DETROIT — Japanese auto supplier Takata Corp. on Friday agreed to plead guilty and pay $1 billion in fines and restitution over a lengthy scheme to conceal a deadly defect in millions of air bags. Three former Takata executives were also indicted in the case. Automakers have recalled 42 million cars equipped with 69 million Takata air bag inflators, the largest automotive recall in U.S. history.
Here is a timeline of key events in the Takata recall.
Late 1990s: Takata begins making air bags with ammonium nitrate, which is used to quickly inflate the bag after a crash. But the substance is highly combustible.
2000: Takata executives Shinichi Tanaka, Hideo Nakajima and Tsuneo Chikaraishi realize that the air bags can rupture but they don’t inform automakers, according to an indictment unsealed Friday.
2001: First recall issued relating to Takata’s air bags, for the 2000-2001 model year Isuzu Rodeo and the Honda Passport. Takata says the passenger side air bags contain an improper amount of the chemical ammonium nitrate, which produces the gas that makes them inflate. Isuzu says the problem was caught quickly so it doesn’t send recall notices.

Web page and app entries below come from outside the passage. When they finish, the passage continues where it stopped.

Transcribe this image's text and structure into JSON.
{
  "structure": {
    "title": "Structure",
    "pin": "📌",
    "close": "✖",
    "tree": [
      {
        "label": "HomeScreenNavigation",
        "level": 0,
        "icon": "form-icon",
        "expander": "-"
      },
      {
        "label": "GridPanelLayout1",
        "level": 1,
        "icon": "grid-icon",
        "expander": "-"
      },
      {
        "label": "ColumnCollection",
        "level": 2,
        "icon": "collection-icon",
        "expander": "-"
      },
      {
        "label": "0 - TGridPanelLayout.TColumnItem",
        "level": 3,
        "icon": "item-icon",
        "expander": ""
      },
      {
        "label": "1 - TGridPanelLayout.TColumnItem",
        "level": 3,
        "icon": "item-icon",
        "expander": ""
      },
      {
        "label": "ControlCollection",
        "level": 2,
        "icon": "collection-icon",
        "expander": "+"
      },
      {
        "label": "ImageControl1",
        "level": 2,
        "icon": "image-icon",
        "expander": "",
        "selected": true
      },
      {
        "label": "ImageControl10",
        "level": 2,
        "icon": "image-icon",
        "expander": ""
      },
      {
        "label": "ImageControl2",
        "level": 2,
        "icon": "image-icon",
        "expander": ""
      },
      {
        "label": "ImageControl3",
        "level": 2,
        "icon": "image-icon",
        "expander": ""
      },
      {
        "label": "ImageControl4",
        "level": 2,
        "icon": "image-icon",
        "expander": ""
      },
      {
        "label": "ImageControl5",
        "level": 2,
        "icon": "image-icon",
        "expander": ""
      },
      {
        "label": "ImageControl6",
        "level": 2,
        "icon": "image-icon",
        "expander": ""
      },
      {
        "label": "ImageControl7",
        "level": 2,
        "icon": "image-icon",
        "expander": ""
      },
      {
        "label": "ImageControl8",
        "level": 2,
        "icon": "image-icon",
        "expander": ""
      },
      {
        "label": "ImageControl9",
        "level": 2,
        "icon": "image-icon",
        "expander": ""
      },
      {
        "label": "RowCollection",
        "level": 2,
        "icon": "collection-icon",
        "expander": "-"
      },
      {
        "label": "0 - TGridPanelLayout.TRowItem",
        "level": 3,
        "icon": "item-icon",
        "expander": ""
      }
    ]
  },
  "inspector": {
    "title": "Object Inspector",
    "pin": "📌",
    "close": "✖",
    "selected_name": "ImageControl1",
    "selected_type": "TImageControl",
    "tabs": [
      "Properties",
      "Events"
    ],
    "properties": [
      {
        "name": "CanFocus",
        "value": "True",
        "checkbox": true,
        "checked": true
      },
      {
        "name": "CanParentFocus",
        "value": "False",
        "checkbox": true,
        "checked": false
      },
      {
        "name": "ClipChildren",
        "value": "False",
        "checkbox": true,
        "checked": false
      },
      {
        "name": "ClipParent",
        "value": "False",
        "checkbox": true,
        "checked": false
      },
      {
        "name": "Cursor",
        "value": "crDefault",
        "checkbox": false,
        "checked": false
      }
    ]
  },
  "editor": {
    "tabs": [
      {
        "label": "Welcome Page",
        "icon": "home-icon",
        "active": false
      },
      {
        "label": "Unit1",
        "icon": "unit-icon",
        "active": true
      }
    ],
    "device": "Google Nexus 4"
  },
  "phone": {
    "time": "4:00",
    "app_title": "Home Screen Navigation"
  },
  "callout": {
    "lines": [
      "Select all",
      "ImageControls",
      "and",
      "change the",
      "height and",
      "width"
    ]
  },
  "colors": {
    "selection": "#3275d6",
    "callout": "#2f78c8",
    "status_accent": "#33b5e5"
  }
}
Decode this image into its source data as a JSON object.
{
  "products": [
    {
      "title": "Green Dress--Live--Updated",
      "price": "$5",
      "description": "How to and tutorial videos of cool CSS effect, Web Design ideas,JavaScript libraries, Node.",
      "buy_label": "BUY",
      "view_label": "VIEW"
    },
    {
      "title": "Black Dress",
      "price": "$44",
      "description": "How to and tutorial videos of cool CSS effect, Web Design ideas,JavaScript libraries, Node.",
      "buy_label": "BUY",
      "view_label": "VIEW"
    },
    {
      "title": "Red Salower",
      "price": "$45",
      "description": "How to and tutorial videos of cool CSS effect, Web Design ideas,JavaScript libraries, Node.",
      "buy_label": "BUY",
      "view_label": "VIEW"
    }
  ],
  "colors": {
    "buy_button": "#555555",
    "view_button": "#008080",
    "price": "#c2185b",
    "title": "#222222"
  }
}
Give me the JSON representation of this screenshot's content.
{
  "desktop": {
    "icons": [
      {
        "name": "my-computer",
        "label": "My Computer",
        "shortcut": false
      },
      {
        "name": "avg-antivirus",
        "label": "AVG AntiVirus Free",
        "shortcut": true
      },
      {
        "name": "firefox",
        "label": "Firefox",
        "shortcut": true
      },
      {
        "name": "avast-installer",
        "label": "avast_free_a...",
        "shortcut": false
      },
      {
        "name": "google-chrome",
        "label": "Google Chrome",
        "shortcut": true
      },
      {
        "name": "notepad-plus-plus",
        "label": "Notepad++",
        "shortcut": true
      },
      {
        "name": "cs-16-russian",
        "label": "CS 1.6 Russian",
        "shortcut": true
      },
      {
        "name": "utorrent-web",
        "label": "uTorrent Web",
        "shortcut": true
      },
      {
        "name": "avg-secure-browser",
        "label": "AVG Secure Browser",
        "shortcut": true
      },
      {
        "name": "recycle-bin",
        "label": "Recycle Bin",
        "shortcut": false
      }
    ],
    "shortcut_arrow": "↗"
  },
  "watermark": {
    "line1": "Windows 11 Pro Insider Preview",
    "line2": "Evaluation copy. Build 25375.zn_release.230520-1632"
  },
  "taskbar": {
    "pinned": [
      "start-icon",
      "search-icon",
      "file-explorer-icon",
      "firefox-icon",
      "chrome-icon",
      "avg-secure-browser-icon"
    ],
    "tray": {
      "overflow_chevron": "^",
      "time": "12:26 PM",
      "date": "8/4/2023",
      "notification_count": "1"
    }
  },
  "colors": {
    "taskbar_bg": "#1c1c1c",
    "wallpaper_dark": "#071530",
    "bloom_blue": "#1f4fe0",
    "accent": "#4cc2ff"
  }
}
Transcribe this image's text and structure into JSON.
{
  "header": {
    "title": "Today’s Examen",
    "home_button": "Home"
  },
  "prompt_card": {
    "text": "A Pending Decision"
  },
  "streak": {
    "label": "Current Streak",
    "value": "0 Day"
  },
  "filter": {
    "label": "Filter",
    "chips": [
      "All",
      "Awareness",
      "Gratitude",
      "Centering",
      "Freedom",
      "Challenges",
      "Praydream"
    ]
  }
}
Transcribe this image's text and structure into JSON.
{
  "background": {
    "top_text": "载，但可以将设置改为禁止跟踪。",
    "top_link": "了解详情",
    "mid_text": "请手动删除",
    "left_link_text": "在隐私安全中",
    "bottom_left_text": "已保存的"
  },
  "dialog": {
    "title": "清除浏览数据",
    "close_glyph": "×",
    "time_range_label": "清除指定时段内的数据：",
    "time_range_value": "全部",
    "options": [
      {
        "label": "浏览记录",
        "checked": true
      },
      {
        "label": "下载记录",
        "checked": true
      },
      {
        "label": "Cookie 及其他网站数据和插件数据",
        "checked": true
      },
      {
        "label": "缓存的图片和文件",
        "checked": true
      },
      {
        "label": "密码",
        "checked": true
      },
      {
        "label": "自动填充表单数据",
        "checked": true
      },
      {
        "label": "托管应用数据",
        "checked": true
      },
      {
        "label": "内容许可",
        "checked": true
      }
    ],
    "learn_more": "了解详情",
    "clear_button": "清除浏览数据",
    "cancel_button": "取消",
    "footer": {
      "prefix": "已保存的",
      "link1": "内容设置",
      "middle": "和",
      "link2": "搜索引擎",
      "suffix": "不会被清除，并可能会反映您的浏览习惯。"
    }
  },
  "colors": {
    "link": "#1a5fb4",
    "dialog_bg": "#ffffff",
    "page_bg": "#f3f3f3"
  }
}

2002: Honda recalls 2,686 Honda Accord and Acura TL sedans from the 2000 model year because their passenger air bags can inflate with too much pressure. Takata blames improper welding.
2008: Honda recalls 3,940 Accords and Civics nationwide from 2001 model year. Takata blames the handling of air bag propellant chemicals before assembly.
2009: Ashley Parham, 18, dies when the Takata air bag in her 2001 Honda Accord explodes after her car bumps into another car in a parking lot. Parham bleeds to death after shrapnel from the air bag slices open her carotid artery.
2009: Senior Takata executives learn that air bag reports were falsified, but take no action against lower-level executives until 2015.
2013: Toyota, Honda, Nissan, Mazda and General Motors recall nearly 3.4 million older-model vehicles worldwide due to defective Takata air bags. Takata blames two human errors during production: A worker forgot to turn on the switch for a system weeding out defective products, and parts were improperly stored, which exposed them to humidity.
2014: Lawmakers push for a nationwide recall of Takata air bags during congressional hearings.
May 2015: Takata admits its air bags are defective, expands recalls to 34 million inflators in the U.S.
November 2015: The National Highway Traffic Safety Administration imposes a record civil penalty of up to $200 million against Takata and requires it to recall all inflators with ammonium nitrate unless it can prove they are safe.
May 2016: The U.S. government more than doubles the size of the Takata recall to 68 million air bag inflators that must be replaced through 2019.
January 2017: Takata agrees to plead guilty to one count of wire fraud and to pay $1 billion in penalties, including $975 in restitution to automakers and injured drivers. The company’s air bags have killed at least 16 people worldwide and injured at least 180.